The Collins class of six Australian-built diesel-electric submarines is operated by the Royal Australian Navy (RAN). Planning for a new design to replace the RAN’s Oberon-class submarines began in the late 1970s and early 1980s. The Collins class takes its name from Australian Vice Admiral John Augustine Collins; all six submarines are named after significant RAN personnel who distinguished themselves in action during World War II. The boats were the first submarines to be constructed in Australia, prompting widespread improvements in Australian industry and delivering a sovereign (Australian controlled) sustainment/maintenance capability. The submarines, enlarged versions of Swedish shipbuilder Kockums’ Västergötland class and originally referred to as the Type 471, were constructed between 1990 and 2003 in South Australia by the Australian Submarine Corporation (ASC).
The sustainment, maintenance and upgrade of the submarines is undertaken by the platform system integrator, ASC Pty Ltd, in conjunction with the Australian Submarine Enterprise, made up of the Department of Defence, Raytheon Australia (combat system integrator) and the Royal Australian Navy. ASC is also responsible for supply chain management, carries out in-service rectification tasks and is also the design authority for the submarines, with the ability to assess and action changes to the platform design. Under the RAN’s revised usage-upkeep cycle each submarine spends ten years on operations and two years in deep maintenance at ASC’s facility in Osborne, South Australia. The submarines originally had a predicted operational life of around 30 years, with Collins to decommission around 2025.

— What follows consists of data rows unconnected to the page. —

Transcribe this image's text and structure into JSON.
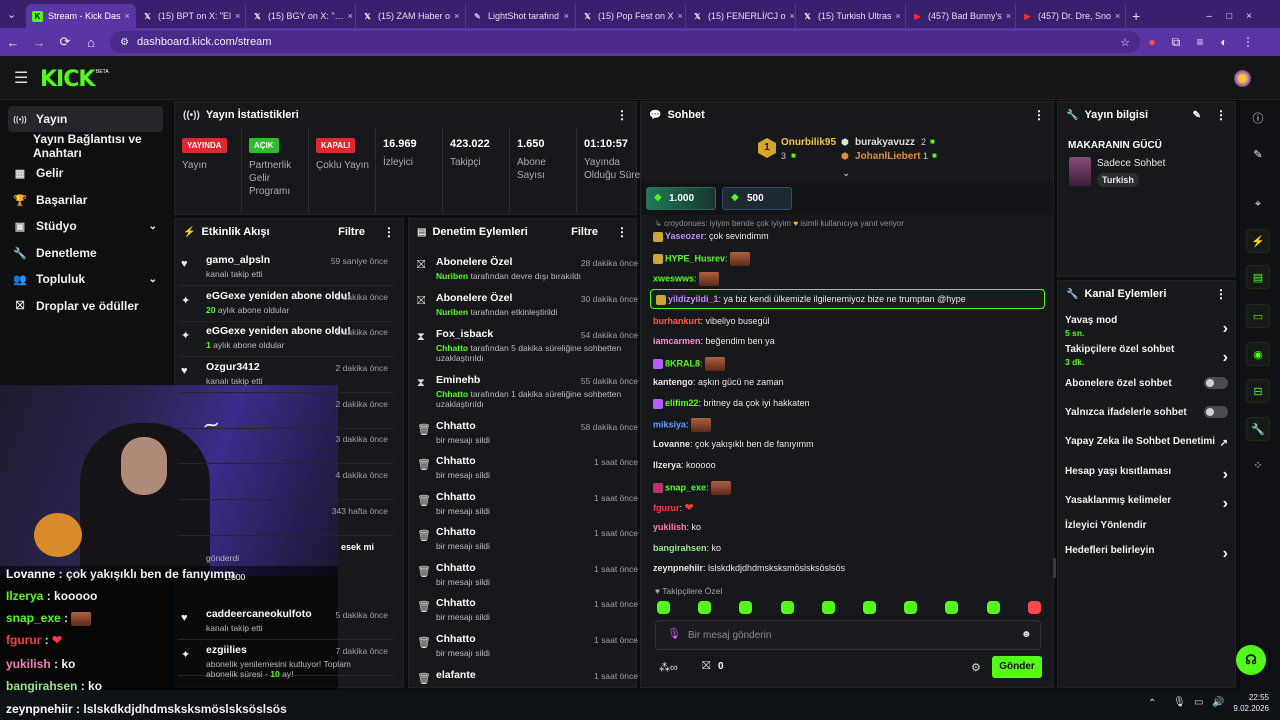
{
  "browser": {
    "tabs": [
      {
        "label": "Stream - Kick Das",
        "icon": "kick-icon",
        "color": "#53fc18",
        "active": true
      },
      {
        "label": "(15) BPT on X: \"El",
        "icon": "x-icon",
        "color": "#ffffff"
      },
      {
        "label": "(15) BGY on X: \"…",
        "icon": "x-icon",
        "color": "#ffffff"
      },
      {
        "label": "(15) ZAM Haber o",
        "icon": "x-icon",
        "color": "#ffffff"
      },
      {
        "label": "LightShot tarafınd",
        "icon": "lightshot-icon",
        "color": "#c9b5f0"
      },
      {
        "label": "(15) Pop Fest on X",
        "icon": "x-icon",
        "color": "#ffffff"
      },
      {
        "label": "(15) FENERLİ/CJ o",
        "icon": "x-icon",
        "color": "#ffffff"
      },
      {
        "label": "(15) Turkish Ultras",
        "icon": "x-icon",
        "color": "#ffffff"
      },
      {
        "label": "(457) Bad Bunny's",
        "icon": "youtube-icon",
        "color": "#ff2b2b"
      },
      {
        "label": "(457) Dr. Dre, Sno",
        "icon": "youtube-icon",
        "color": "#ff2b2b"
      }
    ],
    "new_tab": "+",
    "url": "dashboard.kick.com/stream"
  },
  "kick": {
    "logo": "KICK",
    "beta": "BETA"
  },
  "nav": {
    "items": [
      {
        "label": "Yayın",
        "icon": "broadcast-icon",
        "selected": true
      },
      {
        "label": "Yayın Bağlantısı ve Anahtarı",
        "icon": ""
      },
      {
        "label": "Gelir",
        "icon": "revenue-icon"
      },
      {
        "label": "Başarılar",
        "icon": "trophy-icon"
      },
      {
        "label": "Stüdyo",
        "icon": "studio-icon",
        "chevron": true
      },
      {
        "label": "Denetleme",
        "icon": "wrench-icon"
      },
      {
        "label": "Topluluk",
        "icon": "community-icon",
        "chevron": true
      },
      {
        "label": "Droplar ve ödüller",
        "icon": "drops-icon"
      }
    ]
  },
  "stats": {
    "title": "Yayın İstatistikleri",
    "items": [
      {
        "pill": "YAYINDA",
        "pill_color": "#e0262f",
        "label": "Yayın"
      },
      {
        "pill": "AÇIK",
        "pill_color": "#2bbf2b",
        "label": "Partnerlik Gelir Programı"
      },
      {
        "pill": "KAPALI",
        "pill_color": "#e0262f",
        "label": "Çoklu Yayın"
      },
      {
        "value": "16.969",
        "label": "İzleyici"
      },
      {
        "value": "423.022",
        "label": "Takipçi"
      },
      {
        "value": "1.650",
        "label": "Abone Sayısı"
      },
      {
        "value": "01:10:57",
        "label": "Yayında Olduğu Süre"
      }
    ]
  },
  "activity": {
    "title": "Etkinlik Akışı",
    "filter": "Filtre",
    "rows": [
      {
        "icon": "heart-icon",
        "name": "gamo_alpsln",
        "sub": "kanalı takip etti",
        "time": "59 saniye önce"
      },
      {
        "icon": "sparkle-icon",
        "name": "eGGexe yeniden abone oldu!",
        "sub_num": "20",
        "sub": " aylık abone oldular",
        "time": "1 dakika önce"
      },
      {
        "icon": "sparkle-icon",
        "name": "eGGexe yeniden abone oldu!",
        "sub_num": "1",
        "sub": " aylık abone oldular",
        "time": "1 dakika önce"
      },
      {
        "icon": "heart-icon",
        "name": "Ozgur3412",
        "sub": "kanalı takip etti",
        "time": "2 dakika önce"
      },
      {
        "icon": "",
        "name": "",
        "sub": "",
        "time": "2 dakika önce"
      },
      {
        "icon": "",
        "name": "",
        "sub": "",
        "time": "3 dakika önce"
      },
      {
        "icon": "",
        "name": "",
        "sub": "",
        "time": "4 dakika önce"
      },
      {
        "icon": "",
        "name": "",
        "sub": "",
        "time": "343 hafta önce"
      },
      {
        "icon": "",
        "name": "",
        "sub": "gönderdi",
        "time": ""
      },
      {
        "icon": "heart-icon",
        "name": "caddeercaneokulfoto",
        "sub": "kanalı takip etti",
        "time": "5 dakika önce"
      },
      {
        "icon": "sparkle-icon",
        "name": "ezgiilies",
        "sub": "abonelik yenilemesini kutluyor! Toplam abonelik süresi - ",
        "sub_num2": "10",
        "sub_tail": " ay!",
        "time": "7 dakika önce"
      }
    ],
    "kicks_label": "esek mi",
    "kicks_amount": "1.000"
  },
  "moderation": {
    "title": "Denetim Eylemleri",
    "filter": "Filtre",
    "rows": [
      {
        "icon": "gift-icon",
        "title": "Abonelere Özel",
        "user": "Nuriben",
        "desc": " tarafından devre dışı bırakıldı",
        "time": "28 dakika önce"
      },
      {
        "icon": "gift-icon",
        "title": "Abonelere Özel",
        "user": "Nuriben",
        "desc": " tarafından etkinleştirildi",
        "time": "30 dakika önce"
      },
      {
        "icon": "hourglass-icon",
        "title": "Fox_isback",
        "user": "Chhatto",
        "desc": " tarafından 5 dakika süreliğine sohbetten uzaklaştırıldı",
        "time": "54 dakika önce"
      },
      {
        "icon": "hourglass-icon",
        "title": "Eminehb",
        "user": "Chhatto",
        "desc": " tarafından 1 dakika süreliğine sohbetten uzaklaştırıldı",
        "time": "55 dakika önce"
      },
      {
        "icon": "trash-icon",
        "title": "Chhatto",
        "user": "",
        "desc": "bir mesajı sildi",
        "time": "58 dakika önce"
      },
      {
        "icon": "trash-icon",
        "title": "Chhatto",
        "user": "",
        "desc": "bir mesajı sildi",
        "time": "1 saat önce"
      },
      {
        "icon": "trash-icon",
        "title": "Chhatto",
        "user": "",
        "desc": "bir mesajı sildi",
        "time": "1 saat önce"
      },
      {
        "icon": "trash-icon",
        "title": "Chhatto",
        "user": "",
        "desc": "bir mesajı sildi",
        "time": "1 saat önce"
      },
      {
        "icon": "trash-icon",
        "title": "Chhatto",
        "user": "",
        "desc": "bir mesajı sildi",
        "time": "1 saat önce"
      },
      {
        "icon": "trash-icon",
        "title": "Chhatto",
        "user": "",
        "desc": "bir mesajı sildi",
        "time": "1 saat önce"
      },
      {
        "icon": "trash-icon",
        "title": "Chhatto",
        "user": "",
        "desc": "bir mesajı sildi",
        "time": "1 saat önce"
      },
      {
        "icon": "trash-icon",
        "title": "elafante",
        "user": "",
        "desc": "",
        "time": "1 saat önce"
      }
    ]
  },
  "chat": {
    "title": "Sohbet",
    "leaders": [
      {
        "rank": "1",
        "name": "Onurbilik95",
        "count": "3"
      },
      {
        "name": "burakyavuzz",
        "count": "2"
      },
      {
        "name": "JohanlLiebert",
        "count": "1"
      }
    ],
    "goals": [
      "1.000",
      "500"
    ],
    "reply_hint": "croydonues: iyiyim bende çok iyiyim",
    "reply_hint_tail": "isimli kullanıcıya yanıt veriyor",
    "messages": [
      {
        "user": "Yaseozer",
        "color": "#b98cff",
        "text": "çok sevindimm",
        "badge": "#cfa53a"
      },
      {
        "user": "HYPE_Husrev",
        "color": "#53fc18",
        "text": "",
        "emote": true,
        "badge": "#cfa53a"
      },
      {
        "user": "xweswws",
        "color": "#53fc18",
        "text": "",
        "emote": true
      },
      {
        "user": "yildizyildi_1",
        "color": "#c08cff",
        "text": "ya biz kendi ülkemizle ilgilenemiyoz bize ne trumptan @hype",
        "highlight": true,
        "badge": "#cfa53a"
      },
      {
        "user": "burhankurt",
        "color": "#ff5a4a",
        "text": "vibeliyo busegül"
      },
      {
        "user": "iamcarmen",
        "color": "#ff8ad8",
        "text": "beğendim ben ya"
      },
      {
        "user": "8KRAL8",
        "color": "#53fc18",
        "text": "",
        "emote": true,
        "badge": "#b55cff"
      },
      {
        "user": "kantengo",
        "color": "#e7e7e7",
        "text": "aşkın gücü ne zaman"
      },
      {
        "user": "elifim22",
        "color": "#53fc18",
        "text": "britney da çok iyi hakkaten",
        "badge": "#b55cff"
      },
      {
        "user": "miksiya",
        "color": "#5aa0ff",
        "text": "",
        "emote": true
      },
      {
        "user": "Lovanne",
        "color": "#e7e7e7",
        "text": "çok yakışıklı ben de fanıyımm"
      },
      {
        "user": "Ilzerya",
        "color": "#e7e7e7",
        "text": "kooooo"
      },
      {
        "user": "snap_exe",
        "color": "#53fc18",
        "text": "",
        "emote": true,
        "badge": "#c0306a"
      },
      {
        "user": "fgurur",
        "color": "#ff3b3b",
        "text": "",
        "emoji": "❤"
      },
      {
        "user": "yukilish",
        "color": "#ff7ab8",
        "text": "ko"
      },
      {
        "user": "bangirahsen",
        "color": "#9be58a",
        "text": "ko"
      },
      {
        "user": "zeynpnehiir",
        "color": "#e7e7e7",
        "text": "lslskdkdjdhdmsksksmöslsksöslsös"
      }
    ],
    "followers_only": "Takipçilere Özel",
    "input_placeholder": "Bir mesaj gönderin",
    "kicks_count": "0",
    "send": "Gönder"
  },
  "info": {
    "title": "Yayın bilgisi",
    "stream_title": "MAKARANIN GÜCÜ",
    "category": "Sadece Sohbet",
    "tag": "Turkish"
  },
  "channel_actions": {
    "title": "Kanal Eylemleri",
    "rows": [
      {
        "label": "Yavaş mod",
        "sub": "5 sn.",
        "type": "chevron"
      },
      {
        "label": "Takipçilere özel sohbet",
        "sub": "3 dk.",
        "type": "chevron"
      },
      {
        "label": "Abonelere özel sohbet",
        "type": "toggle"
      },
      {
        "label": "Yalnızca ifadelerle sohbet",
        "type": "toggle"
      },
      {
        "label": "Yapay Zeka ile Sohbet Denetimi",
        "type": "external"
      },
      {
        "label": "Hesap yaşı kısıtlaması",
        "type": "chevron"
      },
      {
        "label": "Yasaklanmış kelimeler",
        "type": "chevron"
      },
      {
        "label": "İzleyici Yönlendir",
        "type": "none"
      },
      {
        "label": "Hedefleri belirleyin",
        "type": "chevron"
      }
    ]
  },
  "overlay_chat": [
    {
      "user": "Lovanne",
      "color": "#ffffff",
      "text": "çok yakışıklı ben de fanıyımm"
    },
    {
      "user": "Ilzerya",
      "color": "#53fc18",
      "text": "kooooo"
    },
    {
      "user": "snap_exe",
      "color": "#53fc18",
      "text": ""
    },
    {
      "user": "fgurur",
      "color": "#ff3b3b",
      "text": ""
    },
    {
      "user": "yukilish",
      "color": "#ff7ab8",
      "text": "ko"
    },
    {
      "user": "bangirahsen",
      "color": "#9be58a",
      "text": "ko"
    },
    {
      "user": "zeynpnehiir",
      "color": "#ffffff",
      "text": "lslskdkdjdhdmsksksmöslsksöslsös"
    }
  ],
  "taskbar": {
    "time": "22:55",
    "date": "9.02.2026"
  }
}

The submarines have been the subject of many incidents and technical problems since the design phase. Only three could be manned, on average two or fewer were fully operational. The Collins class was expected to be retired about 2026, however, the 2016 Defence White Paper extended this into the 2030s. The Collins class life will now be extended and will receive an unplanned capability upgrade, including sonar and communications. The Collins class will be replaced by the Attack-class submarine that is scheduled, according to the 2016 Defence White Paper, to begin entering service in the early 2030s with construction extending to 2050. The Future Submarine Program will be based on the Shortfin Barracuda, a conventionally-powered variant of a nuclear attack submarine designed by French company DCNS; twelve submarines will be acquired, all built in Australia.